Aptly titled “Harry’s House”, the entire album makes the listener feel like a guest inside Styles’ mind. The album isn’t as radio-friendly as his past work and strays from the stereotypical pop formula, but Styles has achieved such fame and notoriety that he’s no longer beholden to the procedural songwriting that taints much of modern music. This album exudes the easy charisma associated with the styles, creating an enjoyable listen that scratches the aesthetic itch in my brain. This kind of sound isn’t groundbreaking – every indie band has attempted something similar at some point in their career – but with a funky sound and pseudo-rock attitude, ‘Harry’s House’ does it better.

Beginning the album, it is “Music for a Sushi Restaurant” which immediately sets the tone with an electronic sound and vocals used as instruments. Repetitive horns and a jazzy bass sound immediately draw the listener into the mood of the album. The song continues Styles’ trend of food-related innuendo, singing “Green eyes, fried rice / I could cook you an egg” which is followed by “you’re sweet ice cream / But you could use a flake or two / Blue gum wrapped around your tongue It’s a fun and charismatic introduction to the album that perfectly captures the attitude of this new era.

“Late Night Talking” and “Cinema” continue this upbeat trend with a groovy style and positive sound, with a loose, relaxed attitude that makes listening easy. The lyrics – cute, airy and romantic – are somehow incredibly personal, as the listener feels part of the intimacy of Styles’ bedroom. He’s not shy about divulging the little details of his life, singing in “Cinema” that “you got, you got cinema (Cinema) / I bring pop to cinema / You pop when we get intimate.” The lead single “As It Was” was made for radio play; it’s an easy song to love and perfect for sunset strolls and days by the river. These songs are harmless – bordering on safe – but enjoyable to listen to nonetheless.

My love for “Harry’s House” blossomed after listening to “Matilda”, and only grew after that. “Matilda” is a particularly powerful song; anyone in a tumultuous relationship can understand the heartache of breaking up. A truly beautiful ballad, Styles whispers in listeners’ ears that “you can let it go / You can throw a party with everyone you know / And not invite your family ’cause they never showed you love / You don’t you don’t have to be sorry to leave and grow up. There’s something naturally reassuring about the comfort Styles provides, being told that “you don’t have to be sorry” and “you don’t need to ‘a reason’. Whether it’s hurt by family, friends or a partner, Styles’ song sounds like he’s pulling you into a hug and telling you it’ll be alright – something we’re never told. not always say enough.

My favorite songs from the album are “Keep Driving” and “Love of My Life”, for very different reasons. “Love of My Life” – the final song on the album – sounds like the kind of affection you dream of all your life, the kind of love that transcends place, time or situation but still exists in your heart. . While Styles claims the song is about his birthplace in England, when he sings “Baby, you were the love of my life, woah/Maybe you don’t know what’s lost til you find it / That’s not what I wanted, leave you behind / I don’t know where you’ll land when you fly”, this song could be about whatever the listener wants it to be. something beautiful in the ambiguity of this album: each song can be transformed into whatever the listener needs to hear, whatever their heart makes it even more enjoyable to enjoy.

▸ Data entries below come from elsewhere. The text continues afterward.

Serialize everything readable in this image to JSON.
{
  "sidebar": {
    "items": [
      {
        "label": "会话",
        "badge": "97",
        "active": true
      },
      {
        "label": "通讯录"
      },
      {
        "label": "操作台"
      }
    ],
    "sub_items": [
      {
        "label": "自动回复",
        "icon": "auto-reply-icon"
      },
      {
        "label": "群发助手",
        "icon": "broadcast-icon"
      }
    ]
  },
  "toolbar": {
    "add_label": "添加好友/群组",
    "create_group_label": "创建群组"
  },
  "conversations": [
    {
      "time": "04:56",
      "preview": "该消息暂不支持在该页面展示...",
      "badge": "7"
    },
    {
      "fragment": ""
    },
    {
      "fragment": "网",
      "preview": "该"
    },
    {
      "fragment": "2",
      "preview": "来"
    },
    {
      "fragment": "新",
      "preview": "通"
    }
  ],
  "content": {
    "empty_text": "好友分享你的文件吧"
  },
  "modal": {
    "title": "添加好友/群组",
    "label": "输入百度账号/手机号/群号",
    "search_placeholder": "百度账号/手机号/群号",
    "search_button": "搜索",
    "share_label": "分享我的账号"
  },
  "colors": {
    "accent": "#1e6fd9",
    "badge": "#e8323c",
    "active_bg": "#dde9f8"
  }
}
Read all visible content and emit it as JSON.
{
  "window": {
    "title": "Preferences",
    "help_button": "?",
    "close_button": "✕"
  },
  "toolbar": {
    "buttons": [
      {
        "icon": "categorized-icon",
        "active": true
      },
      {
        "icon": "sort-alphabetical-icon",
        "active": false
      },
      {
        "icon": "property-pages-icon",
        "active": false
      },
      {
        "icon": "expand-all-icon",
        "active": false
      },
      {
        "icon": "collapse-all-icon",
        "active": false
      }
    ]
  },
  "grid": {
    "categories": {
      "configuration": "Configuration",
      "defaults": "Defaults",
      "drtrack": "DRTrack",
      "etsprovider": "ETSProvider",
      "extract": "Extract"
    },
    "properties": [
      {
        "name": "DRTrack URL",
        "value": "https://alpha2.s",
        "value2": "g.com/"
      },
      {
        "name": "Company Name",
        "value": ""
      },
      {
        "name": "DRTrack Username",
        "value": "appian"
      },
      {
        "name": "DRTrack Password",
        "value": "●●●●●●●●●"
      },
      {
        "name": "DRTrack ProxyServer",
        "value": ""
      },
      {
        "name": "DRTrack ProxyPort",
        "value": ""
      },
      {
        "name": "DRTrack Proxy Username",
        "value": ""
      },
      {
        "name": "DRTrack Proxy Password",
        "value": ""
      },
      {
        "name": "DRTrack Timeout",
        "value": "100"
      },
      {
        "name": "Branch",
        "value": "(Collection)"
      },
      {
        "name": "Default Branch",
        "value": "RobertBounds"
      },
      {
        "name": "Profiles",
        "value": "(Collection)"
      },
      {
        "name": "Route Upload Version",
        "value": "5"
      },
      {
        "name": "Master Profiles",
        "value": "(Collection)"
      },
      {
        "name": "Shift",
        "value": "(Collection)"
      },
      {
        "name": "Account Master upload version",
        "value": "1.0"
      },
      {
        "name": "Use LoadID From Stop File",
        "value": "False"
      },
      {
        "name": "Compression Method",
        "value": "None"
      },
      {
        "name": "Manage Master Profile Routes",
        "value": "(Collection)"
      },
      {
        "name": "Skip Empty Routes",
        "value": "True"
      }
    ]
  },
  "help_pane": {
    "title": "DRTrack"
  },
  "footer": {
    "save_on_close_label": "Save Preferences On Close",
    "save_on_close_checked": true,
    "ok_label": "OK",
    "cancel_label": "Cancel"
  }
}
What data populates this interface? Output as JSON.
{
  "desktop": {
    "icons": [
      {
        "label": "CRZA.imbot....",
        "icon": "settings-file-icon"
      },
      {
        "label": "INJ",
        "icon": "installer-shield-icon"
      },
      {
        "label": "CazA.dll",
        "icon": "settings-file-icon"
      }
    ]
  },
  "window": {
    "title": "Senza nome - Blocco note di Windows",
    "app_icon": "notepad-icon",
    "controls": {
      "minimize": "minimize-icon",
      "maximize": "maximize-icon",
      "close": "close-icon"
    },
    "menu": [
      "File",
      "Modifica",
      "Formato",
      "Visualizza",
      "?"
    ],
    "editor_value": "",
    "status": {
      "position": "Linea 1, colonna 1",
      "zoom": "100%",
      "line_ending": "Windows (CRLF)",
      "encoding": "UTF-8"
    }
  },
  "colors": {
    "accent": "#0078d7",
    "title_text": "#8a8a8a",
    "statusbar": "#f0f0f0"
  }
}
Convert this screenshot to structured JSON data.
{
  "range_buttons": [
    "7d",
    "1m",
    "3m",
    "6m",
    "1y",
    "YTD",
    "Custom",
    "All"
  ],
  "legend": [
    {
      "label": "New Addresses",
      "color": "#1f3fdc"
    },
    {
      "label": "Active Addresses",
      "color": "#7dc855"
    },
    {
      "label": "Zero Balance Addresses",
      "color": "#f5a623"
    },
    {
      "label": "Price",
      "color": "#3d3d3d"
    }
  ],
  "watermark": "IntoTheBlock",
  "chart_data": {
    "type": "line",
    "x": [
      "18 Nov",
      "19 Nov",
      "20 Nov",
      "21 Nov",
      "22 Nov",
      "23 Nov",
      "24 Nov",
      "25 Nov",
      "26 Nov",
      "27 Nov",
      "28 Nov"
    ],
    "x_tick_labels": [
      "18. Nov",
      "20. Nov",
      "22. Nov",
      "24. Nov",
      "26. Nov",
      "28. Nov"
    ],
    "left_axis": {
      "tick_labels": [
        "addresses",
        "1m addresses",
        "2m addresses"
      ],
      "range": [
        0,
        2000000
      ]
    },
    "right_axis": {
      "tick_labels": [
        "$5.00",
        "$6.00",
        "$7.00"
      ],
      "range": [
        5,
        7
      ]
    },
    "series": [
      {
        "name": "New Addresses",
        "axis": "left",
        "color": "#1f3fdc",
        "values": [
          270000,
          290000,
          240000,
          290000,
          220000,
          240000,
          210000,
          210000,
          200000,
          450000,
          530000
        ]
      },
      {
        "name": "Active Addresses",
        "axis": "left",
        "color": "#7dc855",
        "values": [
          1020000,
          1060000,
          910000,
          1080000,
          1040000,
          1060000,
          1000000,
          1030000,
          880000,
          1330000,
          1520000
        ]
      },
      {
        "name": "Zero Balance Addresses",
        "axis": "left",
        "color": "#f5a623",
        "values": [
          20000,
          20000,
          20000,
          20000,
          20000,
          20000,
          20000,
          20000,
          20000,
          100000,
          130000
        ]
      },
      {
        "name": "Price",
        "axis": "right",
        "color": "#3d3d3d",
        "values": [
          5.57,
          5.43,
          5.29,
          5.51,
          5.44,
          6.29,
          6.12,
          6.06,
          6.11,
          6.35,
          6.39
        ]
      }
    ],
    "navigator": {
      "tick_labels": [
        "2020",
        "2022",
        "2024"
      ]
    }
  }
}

“Keep Driving” is a song of juxtapositions. Quickly listing the different parts of her life, Styles maintains the sexual nature of the album singing “Cocaine, side boob/Choke her, with a sea view/Toothache, bad move/Just act normal” but the chorus that precedes it” there’s no more worries without the engine noises/We held back the darkness and we held back the clouds/I’d ask, ‘Should we just keep driving?’ creates contrast. The juxtaposition between the risque lyrics and wholesome chorus creates a tangible distinction the listener can grasp. As Styles sings about the distractions and pleasures of his life, the repetition of “should we just keep driving proves the comfortable monotony of the passage of time; no matter what surrounds us, life goes on. With college already seeming to be slipping from my fingers and my future looming, “Keep Driving” is a welcome realization felt by many. the same thing as me.

“Harry’s House” is not a groundbreaking album: similar styles have been attempted and succeeded before, but Styles does so with a charisma and shrewd flamboyance that makes this album something special to behold. With masterful lyricism and a funky sound, the album is the perfect soundtrack for the coming summer and will be the background music for many of my upcoming adventures. While the first listen may sound like a young man in love, the underlying nuances and raw emotion of “Harry’s House” make for a powerfully intimate album that comforts the listener no matter the difficulties. with which we are faced.

Rating: ★★★★★